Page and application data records
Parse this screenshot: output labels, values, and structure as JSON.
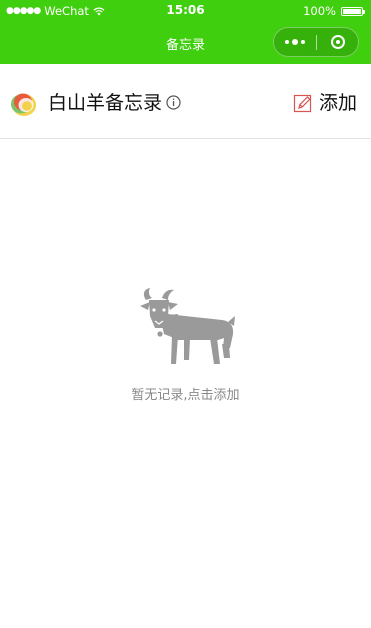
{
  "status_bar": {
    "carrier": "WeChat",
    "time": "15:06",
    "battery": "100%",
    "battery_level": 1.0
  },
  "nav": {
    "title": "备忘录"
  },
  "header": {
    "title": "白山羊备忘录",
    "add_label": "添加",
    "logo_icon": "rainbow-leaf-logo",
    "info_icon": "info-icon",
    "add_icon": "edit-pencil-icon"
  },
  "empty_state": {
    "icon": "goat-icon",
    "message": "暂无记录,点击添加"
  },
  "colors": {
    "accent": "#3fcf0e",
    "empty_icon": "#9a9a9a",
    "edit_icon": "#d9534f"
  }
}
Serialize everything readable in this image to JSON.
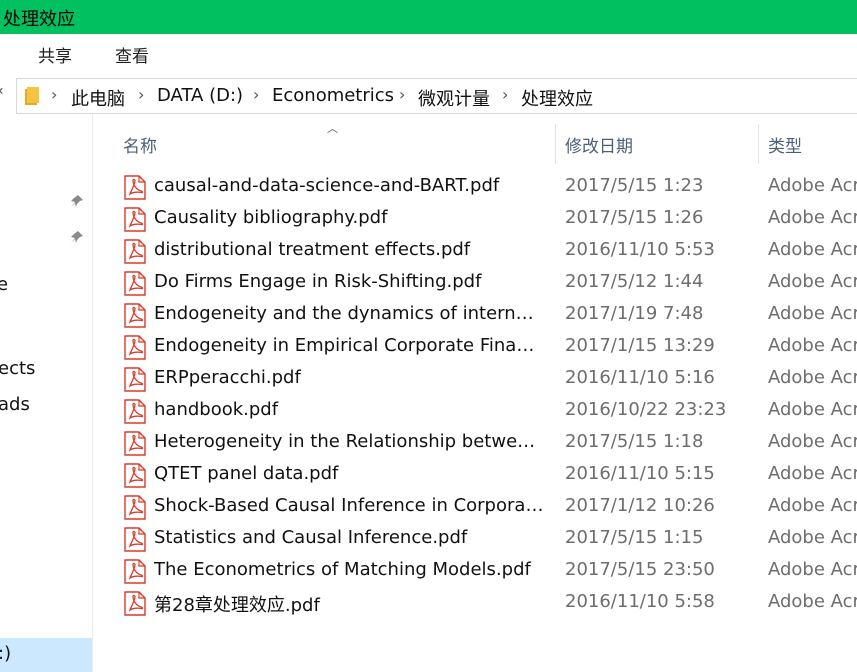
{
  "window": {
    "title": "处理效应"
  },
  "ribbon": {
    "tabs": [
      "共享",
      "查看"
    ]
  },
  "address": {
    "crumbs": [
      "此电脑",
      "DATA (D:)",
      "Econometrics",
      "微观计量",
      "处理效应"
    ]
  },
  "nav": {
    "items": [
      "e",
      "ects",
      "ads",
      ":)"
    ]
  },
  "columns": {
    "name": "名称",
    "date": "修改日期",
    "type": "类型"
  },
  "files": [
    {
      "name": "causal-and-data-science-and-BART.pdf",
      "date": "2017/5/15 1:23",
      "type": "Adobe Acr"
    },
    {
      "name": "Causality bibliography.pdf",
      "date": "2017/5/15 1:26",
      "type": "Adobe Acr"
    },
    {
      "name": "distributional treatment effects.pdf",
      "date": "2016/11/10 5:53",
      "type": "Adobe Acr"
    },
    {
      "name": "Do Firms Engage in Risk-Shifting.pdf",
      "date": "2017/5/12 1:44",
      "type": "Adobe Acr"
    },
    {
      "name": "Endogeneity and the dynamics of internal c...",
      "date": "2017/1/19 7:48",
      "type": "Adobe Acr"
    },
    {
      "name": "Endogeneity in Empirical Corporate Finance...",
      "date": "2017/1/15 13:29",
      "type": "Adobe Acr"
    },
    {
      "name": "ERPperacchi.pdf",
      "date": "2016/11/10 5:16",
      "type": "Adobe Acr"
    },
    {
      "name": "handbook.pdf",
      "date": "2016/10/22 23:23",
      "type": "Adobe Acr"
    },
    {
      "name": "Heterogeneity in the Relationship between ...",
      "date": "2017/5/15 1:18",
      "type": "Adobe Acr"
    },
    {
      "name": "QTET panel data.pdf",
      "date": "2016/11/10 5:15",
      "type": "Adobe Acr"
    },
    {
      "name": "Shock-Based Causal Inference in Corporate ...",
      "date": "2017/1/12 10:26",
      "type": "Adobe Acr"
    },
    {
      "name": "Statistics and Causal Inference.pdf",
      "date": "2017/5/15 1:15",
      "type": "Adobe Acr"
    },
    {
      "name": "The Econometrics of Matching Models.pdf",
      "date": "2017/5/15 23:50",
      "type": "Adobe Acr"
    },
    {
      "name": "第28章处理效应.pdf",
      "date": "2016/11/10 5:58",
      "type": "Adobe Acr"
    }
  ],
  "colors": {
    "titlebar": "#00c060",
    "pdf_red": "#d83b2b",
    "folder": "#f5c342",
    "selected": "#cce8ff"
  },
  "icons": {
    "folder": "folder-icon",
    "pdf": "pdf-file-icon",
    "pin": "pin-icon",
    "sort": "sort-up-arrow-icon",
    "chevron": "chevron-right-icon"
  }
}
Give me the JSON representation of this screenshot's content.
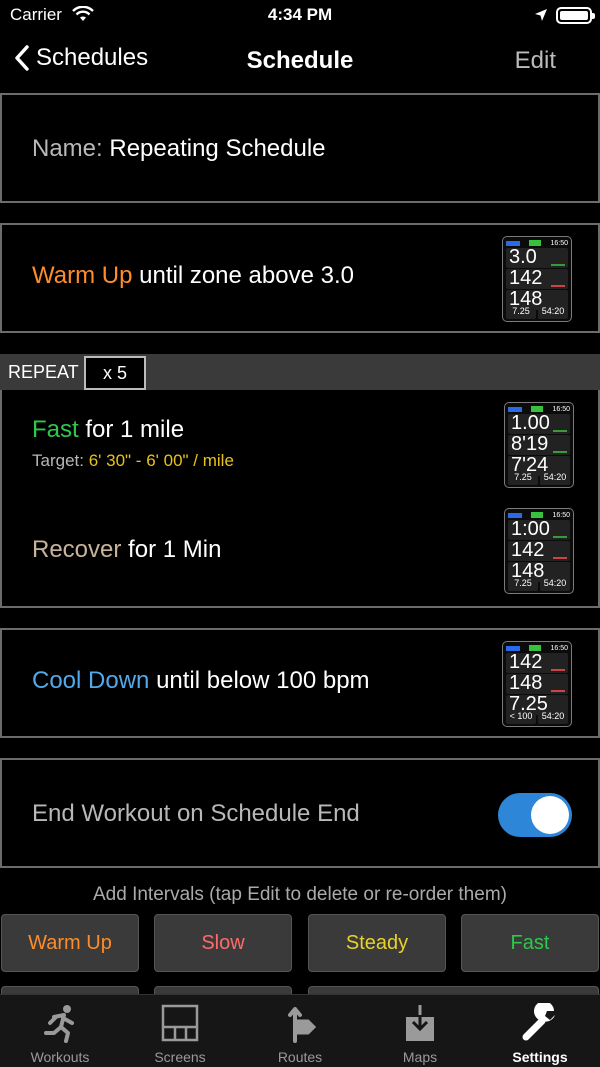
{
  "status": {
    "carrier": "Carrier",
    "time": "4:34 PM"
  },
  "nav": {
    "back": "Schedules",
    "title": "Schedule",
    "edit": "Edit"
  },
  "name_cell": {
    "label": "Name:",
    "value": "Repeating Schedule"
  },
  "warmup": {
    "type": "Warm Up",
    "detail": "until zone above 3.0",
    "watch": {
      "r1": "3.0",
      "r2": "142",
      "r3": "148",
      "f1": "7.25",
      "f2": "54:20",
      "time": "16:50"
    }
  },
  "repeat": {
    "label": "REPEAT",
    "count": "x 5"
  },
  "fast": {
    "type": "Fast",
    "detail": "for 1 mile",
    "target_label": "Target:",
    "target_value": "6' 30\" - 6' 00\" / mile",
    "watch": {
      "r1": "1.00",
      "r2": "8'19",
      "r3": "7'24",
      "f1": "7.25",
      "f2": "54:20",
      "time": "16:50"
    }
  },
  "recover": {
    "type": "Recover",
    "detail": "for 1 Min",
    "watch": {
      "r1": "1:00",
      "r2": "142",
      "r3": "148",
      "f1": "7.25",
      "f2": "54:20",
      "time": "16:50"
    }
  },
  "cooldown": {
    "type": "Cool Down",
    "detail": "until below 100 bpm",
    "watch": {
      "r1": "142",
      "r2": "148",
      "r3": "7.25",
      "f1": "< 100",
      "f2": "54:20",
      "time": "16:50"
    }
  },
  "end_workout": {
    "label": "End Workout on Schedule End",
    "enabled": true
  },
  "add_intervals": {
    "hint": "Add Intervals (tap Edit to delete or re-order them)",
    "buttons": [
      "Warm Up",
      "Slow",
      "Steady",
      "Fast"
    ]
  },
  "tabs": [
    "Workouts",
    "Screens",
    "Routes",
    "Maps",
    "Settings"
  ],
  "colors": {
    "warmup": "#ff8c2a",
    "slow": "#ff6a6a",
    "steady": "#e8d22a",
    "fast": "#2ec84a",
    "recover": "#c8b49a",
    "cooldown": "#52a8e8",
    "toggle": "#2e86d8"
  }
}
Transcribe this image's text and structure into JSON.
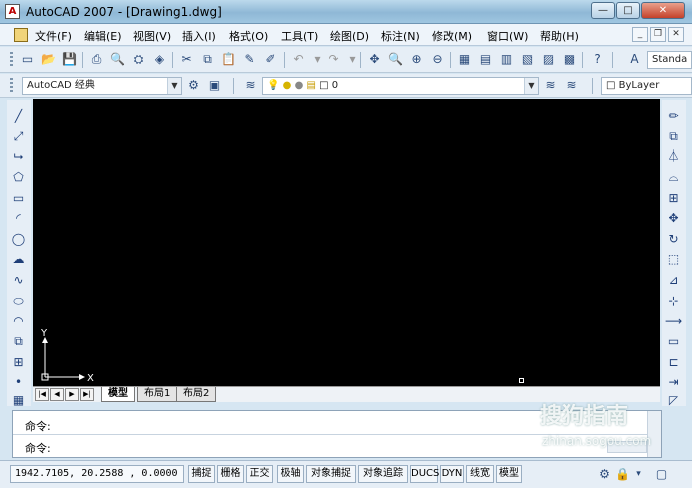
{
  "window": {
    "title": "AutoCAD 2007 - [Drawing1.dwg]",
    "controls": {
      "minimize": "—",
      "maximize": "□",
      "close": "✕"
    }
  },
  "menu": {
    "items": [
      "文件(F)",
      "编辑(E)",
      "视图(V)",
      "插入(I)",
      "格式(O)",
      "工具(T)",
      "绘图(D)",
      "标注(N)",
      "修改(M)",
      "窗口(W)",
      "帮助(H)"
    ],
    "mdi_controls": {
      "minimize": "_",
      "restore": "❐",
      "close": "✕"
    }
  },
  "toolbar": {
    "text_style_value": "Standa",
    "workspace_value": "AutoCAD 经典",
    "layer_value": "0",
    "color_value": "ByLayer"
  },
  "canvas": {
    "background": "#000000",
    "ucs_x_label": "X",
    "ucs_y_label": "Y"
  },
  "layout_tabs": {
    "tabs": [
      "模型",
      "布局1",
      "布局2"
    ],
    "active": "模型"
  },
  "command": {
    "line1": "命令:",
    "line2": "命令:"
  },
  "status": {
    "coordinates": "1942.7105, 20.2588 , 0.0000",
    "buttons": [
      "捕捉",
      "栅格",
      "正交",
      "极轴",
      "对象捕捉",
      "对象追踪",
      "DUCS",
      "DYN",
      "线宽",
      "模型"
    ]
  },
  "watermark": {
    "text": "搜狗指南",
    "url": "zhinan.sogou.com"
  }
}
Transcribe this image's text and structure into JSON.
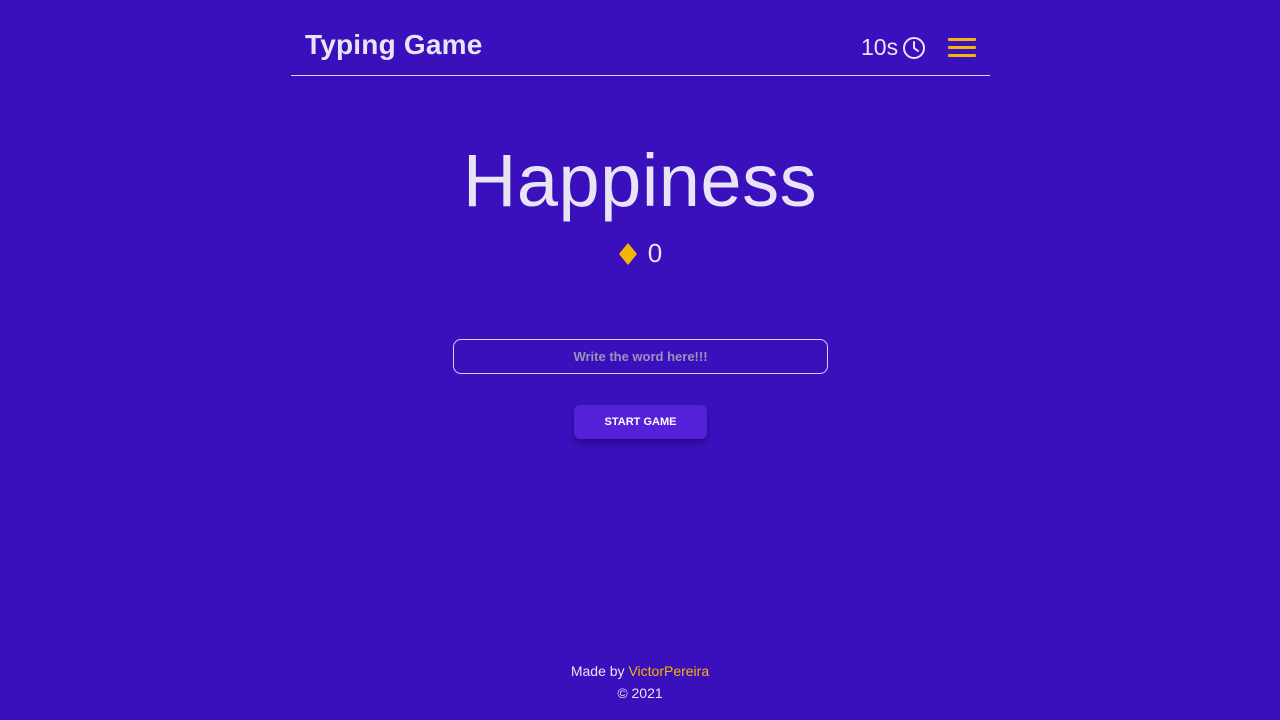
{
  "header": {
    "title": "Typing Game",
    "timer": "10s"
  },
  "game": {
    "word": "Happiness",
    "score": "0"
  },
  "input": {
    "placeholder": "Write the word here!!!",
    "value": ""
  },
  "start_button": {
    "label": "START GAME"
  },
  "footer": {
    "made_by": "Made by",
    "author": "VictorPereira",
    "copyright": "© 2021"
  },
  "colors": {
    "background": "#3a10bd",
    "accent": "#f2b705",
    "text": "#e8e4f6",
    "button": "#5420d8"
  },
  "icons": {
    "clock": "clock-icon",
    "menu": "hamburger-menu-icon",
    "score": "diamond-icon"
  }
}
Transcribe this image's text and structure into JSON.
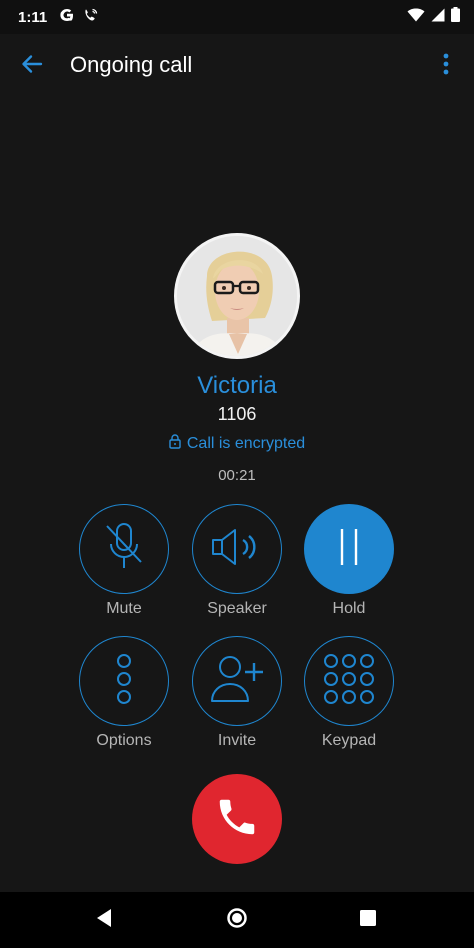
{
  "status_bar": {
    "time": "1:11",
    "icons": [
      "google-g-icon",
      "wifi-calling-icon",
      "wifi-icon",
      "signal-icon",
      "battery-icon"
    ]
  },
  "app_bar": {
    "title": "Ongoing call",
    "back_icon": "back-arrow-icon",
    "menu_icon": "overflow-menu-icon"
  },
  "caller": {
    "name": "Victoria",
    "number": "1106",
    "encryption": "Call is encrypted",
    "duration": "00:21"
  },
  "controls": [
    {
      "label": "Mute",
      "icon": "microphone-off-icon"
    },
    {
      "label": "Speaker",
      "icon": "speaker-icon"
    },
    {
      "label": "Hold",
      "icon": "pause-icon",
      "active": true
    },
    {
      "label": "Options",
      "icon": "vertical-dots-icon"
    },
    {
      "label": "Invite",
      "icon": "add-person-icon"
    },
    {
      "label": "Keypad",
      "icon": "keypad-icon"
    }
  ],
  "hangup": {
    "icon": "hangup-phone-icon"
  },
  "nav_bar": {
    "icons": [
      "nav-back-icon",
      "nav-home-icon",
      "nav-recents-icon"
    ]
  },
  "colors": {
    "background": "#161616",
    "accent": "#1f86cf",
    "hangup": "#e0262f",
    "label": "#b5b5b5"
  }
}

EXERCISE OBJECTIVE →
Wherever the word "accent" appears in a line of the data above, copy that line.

OUTPUT FOR THIS TASK →
    "accent": "#3fcf0e",
    "accent": "#f2b705",
    "accent": "#1f86cf",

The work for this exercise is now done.